Mental illness is another global taboo, but Krajewski says widely felt anxiety due to the pandemic may bring a new level of empathy and understanding around mental health issues
“If you experience this anxiety and you know it is mental health related, then maybe it also creates empathy, so it might be a positive outcome that mental health is more discussed and therefore becomes less taboo.
Australia had made a good start discussing mental health in the media before COVID-19, as it had with domestic violence, “but this may accelerate because all of a sudden, everybody knows what it is, and even employers reach out and say that we have to look after each other and so on, which wasn’t the case before so much.
In the same way, the taboo of loneliness could start breaking down as more people experience it during lockdowns and it becomes a more widely discussed social issue.
All of that is taboo in a sense that it is hidden and now we have to deal with it,” Krajewski says.
Zara Hovhannisyan, an activist from the Coalition to Stop Violence Against Women, says reluctance to file complaints with police can be explained by women’s fear of being shamed as a result of sexual violence, a “taboo” topic in Armenia.
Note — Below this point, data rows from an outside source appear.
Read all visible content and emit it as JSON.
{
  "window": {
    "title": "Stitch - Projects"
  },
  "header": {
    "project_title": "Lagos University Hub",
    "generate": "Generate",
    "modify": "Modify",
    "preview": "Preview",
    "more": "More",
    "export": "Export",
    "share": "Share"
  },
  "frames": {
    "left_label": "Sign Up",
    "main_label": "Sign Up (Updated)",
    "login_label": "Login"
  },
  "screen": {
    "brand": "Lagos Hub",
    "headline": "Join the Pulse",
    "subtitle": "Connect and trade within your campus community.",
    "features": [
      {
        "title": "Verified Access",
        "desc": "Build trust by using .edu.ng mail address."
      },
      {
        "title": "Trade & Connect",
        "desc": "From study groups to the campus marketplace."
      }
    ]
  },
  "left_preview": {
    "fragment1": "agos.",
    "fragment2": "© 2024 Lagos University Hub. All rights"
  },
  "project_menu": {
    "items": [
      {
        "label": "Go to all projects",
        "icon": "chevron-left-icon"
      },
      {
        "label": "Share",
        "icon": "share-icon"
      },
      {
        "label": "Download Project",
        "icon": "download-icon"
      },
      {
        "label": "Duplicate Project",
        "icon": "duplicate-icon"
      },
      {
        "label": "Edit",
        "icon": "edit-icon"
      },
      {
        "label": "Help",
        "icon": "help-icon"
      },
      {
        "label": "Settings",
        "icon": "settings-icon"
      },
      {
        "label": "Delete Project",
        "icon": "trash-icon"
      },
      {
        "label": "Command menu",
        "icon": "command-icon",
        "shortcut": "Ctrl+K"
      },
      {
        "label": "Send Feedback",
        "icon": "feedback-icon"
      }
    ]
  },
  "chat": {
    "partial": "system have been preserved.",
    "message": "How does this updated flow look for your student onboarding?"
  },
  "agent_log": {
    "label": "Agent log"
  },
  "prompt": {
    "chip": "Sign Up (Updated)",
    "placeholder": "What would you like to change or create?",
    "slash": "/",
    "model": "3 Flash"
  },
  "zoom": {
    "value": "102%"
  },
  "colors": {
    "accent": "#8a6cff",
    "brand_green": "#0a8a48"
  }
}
Changing laws on domestic violence
In September 2017, the Ministry of Justice submitted a draft law ‘On prevention of domestic violence and protection of victims of domestic violence’ for discussion.
The law was to provide the legal basis for preventing domestic violence, protecting victims of domestic violence, and making justice accessible, since none of this was regulated by existing legislation.
After intense debate, an amended version was adopted in December 2017, titled ‘On Prevention of Domestic Violence, Protection of Persons Subjected to Violence in the Family, and the Restoration of Solidarity in the Family’.
They point out that the term ‘domestic violence’ has been removed both from the name of the law, and from its text, having been replaced with the term ‘violence in the family’, which they say is more ambiguous from a legal point of view.
The pivotal scene in a play about domestic violence portrays the lead character grappling with the trauma of her past abuse.
The sequence in “The Fire In Me” depicts the inner voice of a domestic violence victim.
“I was concerned about giving that impression, and my answer is: domestic violence is in every community, and we all need to address it,” de Castro said.
“The Fire In Me” tells the story of a domestic violence victim and is based on real experiences from members of San Diego’s Filipino community.
We learned this month that Prime Minister Scott Morrison has pledged A$10 million in the federal budget for couples counselling and mediation for families impacted by domestic violence.
The announcement was swiftly condemned by family and domestic violence advocates.
Family and domestic violence is a taboo topic
In our interviews, participants often described FDV as being a taboo topic.
“For a long time in Tonga girls didn’t play contact sport – it was also a bit of a taboo topic like domestic violence,” Taufa said.
And not only is domestic violence an issue that women need to speak up about but the men have a very important role to play in the preventing of it as well.
“We no longer want this to be a taboo topic, we want people to talk about it, be aware of the issue and know that their voice matters.
Asif Saeed Khosa said the special courts would allow victims to speak out without fear of retaliation in the conservative Muslim country, where domestic violence is often seen as taboo.
The new courts will operate in existing courthouses, but will hold domestic violence hearings separately from other cases to enable victims to testify in confidence.
The text of this article was generated by the Breaking The Silence system that collected 15 news articles posted on the web from January 2019 to September 2020 and clustered for the taboo subject of domestic abuse